The "Kelly" number for a given game provides the optimal bet size to
the fastest possible expected growth of the (geometric mean) bankroll.
There is no trivial way to get the Kelly number for a given game --
I use interpolation to find the value f that maximizes the sum
of p_i*ln(1+f*g_i), where i indexes the
possible outcomes from a
unit bet, and outcome i has probability p_i and gain g_i.
The Bankroll is then just 1/f. You can generate this table
yourself if you have a Perl interpreter -- just use my
For video poker these number are
rather high. The numbers can reduced substantially by cash back.
In video poker, we don't usually have a choice of bet size (or, at
least, only have the choice of a small number of widely separated
bets, typically $1.25, $5, $25, etc.). However, we can turn the Kelly
value on its head and determine the optimal bankroll size in for a

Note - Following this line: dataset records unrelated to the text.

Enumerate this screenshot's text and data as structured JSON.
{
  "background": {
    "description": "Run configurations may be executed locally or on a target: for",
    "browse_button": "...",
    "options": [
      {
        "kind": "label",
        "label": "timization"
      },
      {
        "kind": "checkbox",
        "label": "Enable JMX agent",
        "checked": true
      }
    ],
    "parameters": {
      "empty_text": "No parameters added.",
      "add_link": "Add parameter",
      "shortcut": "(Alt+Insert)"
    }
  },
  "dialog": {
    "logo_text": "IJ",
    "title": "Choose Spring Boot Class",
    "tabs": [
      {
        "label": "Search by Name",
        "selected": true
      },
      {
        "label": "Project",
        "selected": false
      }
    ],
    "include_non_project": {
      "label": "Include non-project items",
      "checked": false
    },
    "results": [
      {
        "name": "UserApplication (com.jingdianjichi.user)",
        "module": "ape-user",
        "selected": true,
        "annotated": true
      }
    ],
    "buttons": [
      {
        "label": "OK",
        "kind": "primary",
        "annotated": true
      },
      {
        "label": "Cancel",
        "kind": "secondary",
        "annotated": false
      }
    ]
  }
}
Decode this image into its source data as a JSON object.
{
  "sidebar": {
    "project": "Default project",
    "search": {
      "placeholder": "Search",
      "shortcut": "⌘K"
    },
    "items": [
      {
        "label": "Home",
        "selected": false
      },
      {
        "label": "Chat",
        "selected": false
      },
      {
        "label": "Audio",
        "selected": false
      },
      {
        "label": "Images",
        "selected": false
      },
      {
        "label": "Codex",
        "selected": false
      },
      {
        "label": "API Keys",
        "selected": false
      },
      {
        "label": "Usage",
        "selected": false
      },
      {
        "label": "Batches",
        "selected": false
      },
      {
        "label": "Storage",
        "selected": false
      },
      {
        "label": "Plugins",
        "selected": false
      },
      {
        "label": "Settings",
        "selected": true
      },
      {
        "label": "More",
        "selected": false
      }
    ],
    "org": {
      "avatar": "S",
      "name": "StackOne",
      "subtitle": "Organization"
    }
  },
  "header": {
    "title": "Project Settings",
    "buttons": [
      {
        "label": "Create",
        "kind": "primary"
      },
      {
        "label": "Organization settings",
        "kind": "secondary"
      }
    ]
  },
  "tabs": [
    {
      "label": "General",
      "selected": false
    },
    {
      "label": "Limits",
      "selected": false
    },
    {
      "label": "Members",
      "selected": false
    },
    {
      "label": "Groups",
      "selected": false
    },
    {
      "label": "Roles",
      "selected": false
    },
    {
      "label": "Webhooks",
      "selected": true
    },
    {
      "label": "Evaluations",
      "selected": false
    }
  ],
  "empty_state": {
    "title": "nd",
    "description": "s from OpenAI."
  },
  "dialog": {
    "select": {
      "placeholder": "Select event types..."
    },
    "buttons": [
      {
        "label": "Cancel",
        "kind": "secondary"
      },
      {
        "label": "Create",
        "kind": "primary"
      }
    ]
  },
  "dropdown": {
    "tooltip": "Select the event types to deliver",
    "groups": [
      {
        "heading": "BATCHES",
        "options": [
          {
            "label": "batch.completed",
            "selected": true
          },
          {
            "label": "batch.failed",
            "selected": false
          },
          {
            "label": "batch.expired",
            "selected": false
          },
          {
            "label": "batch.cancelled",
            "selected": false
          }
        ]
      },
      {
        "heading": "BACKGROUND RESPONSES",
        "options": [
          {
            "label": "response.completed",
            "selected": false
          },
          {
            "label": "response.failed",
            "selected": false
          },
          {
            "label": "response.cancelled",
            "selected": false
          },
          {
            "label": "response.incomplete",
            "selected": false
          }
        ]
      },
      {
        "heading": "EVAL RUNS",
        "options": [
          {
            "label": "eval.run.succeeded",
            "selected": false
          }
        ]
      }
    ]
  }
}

given bet. Kelly tells us that if our bankroll is less than half the
"full" Kelly value shown in the table, then taking the bet will
actually reduce the expected growth of our bankroll (the rate of
increase drops from its maximum to break even as the bankroll
decreases). Essentially what this means is that we should not take
the bet unless our bankroll is at least as half as large as the Kelly
value. In reality, we probably want a bankroll that is comfortably
larger than this minimum to allow for errors and early bad runs.
The following table gives the full Kelly bankrolls for a number of
games that I have analyzed (see
my video poker
page for strategy cards for these games). The table emphasizes the
importance of cash back in choosing a game. Many of the games are not
playable without cash back. I have taken the cash back numbers out to
2%, which is quite high but might be available occasionally during
promotions, etc. Note that all values are given in terms of units
bet, i.e., a unit on a $1 machine is $5 since we always bet max coins.
For example, to play 9/6 Jacks at $1 with 1% cash back, the full
Kelly bankroll is 2917 units or $14,585.
9/6 DB/DJ||9/6 Double Bonus with Double Jackpot. This
game is appearing in Atlantic City. It is slightly positive even
without cash back, but beware the variance!
Pick'em||This is a half-stud/half-draw game. You must keep
the first two cards dealt, but get to keep exactly one of the next two.
You then get two more cards to complete the hand. Lowest variance I've
seen yet in a VP game.
8/6 JPxxxx||8/6 Jacks or Better with a Jackpot. The "xxxx"
indicates the jackpot size in terms of number of bets. On a quarter
machine the values are 2400 units = $3000, 2040 = $2550, 1700 = $2125,
and 1360 = $1700.
All American||Payoff schedule: 1,1,3,8,8,8,40,200,800.
Hard to find, but worth it!
10/7 DblB80||Payoff schedule: 1,1,3,5,7,10,[80,50,160],80,800.
The [80,50,160] indicates 80 units for Quad 2-4, 50 units for 5-K,
and 160 units for Aces.
10/7 DblBon||Payoff schedule: 1,1,3,5,7,10,[80,50,160],50,800.
Same as DlbB80 except Straight Flush pays 50.
Flush Attack||Three versions as shown.
Flush Attack 50 is the Las Vegas version, with a
payoff schedule of: 1,1,3,4,25,8,[80,50,160],50,800.
We assume continuous play and that it takes 4 off flushes to turn it on.
The other two version are from Atlantic City. It only takes 3 flushes
to turn the machine on, but the payoff schedules are reduced to
1,1,3,3,25,8,[80,50,160],50,800 (8/3) and
9/6 Jacks||The well-know "full pay" version of Jacks or Better.
Payoff schedule: 1,2,3,4,6,9,25,50,800.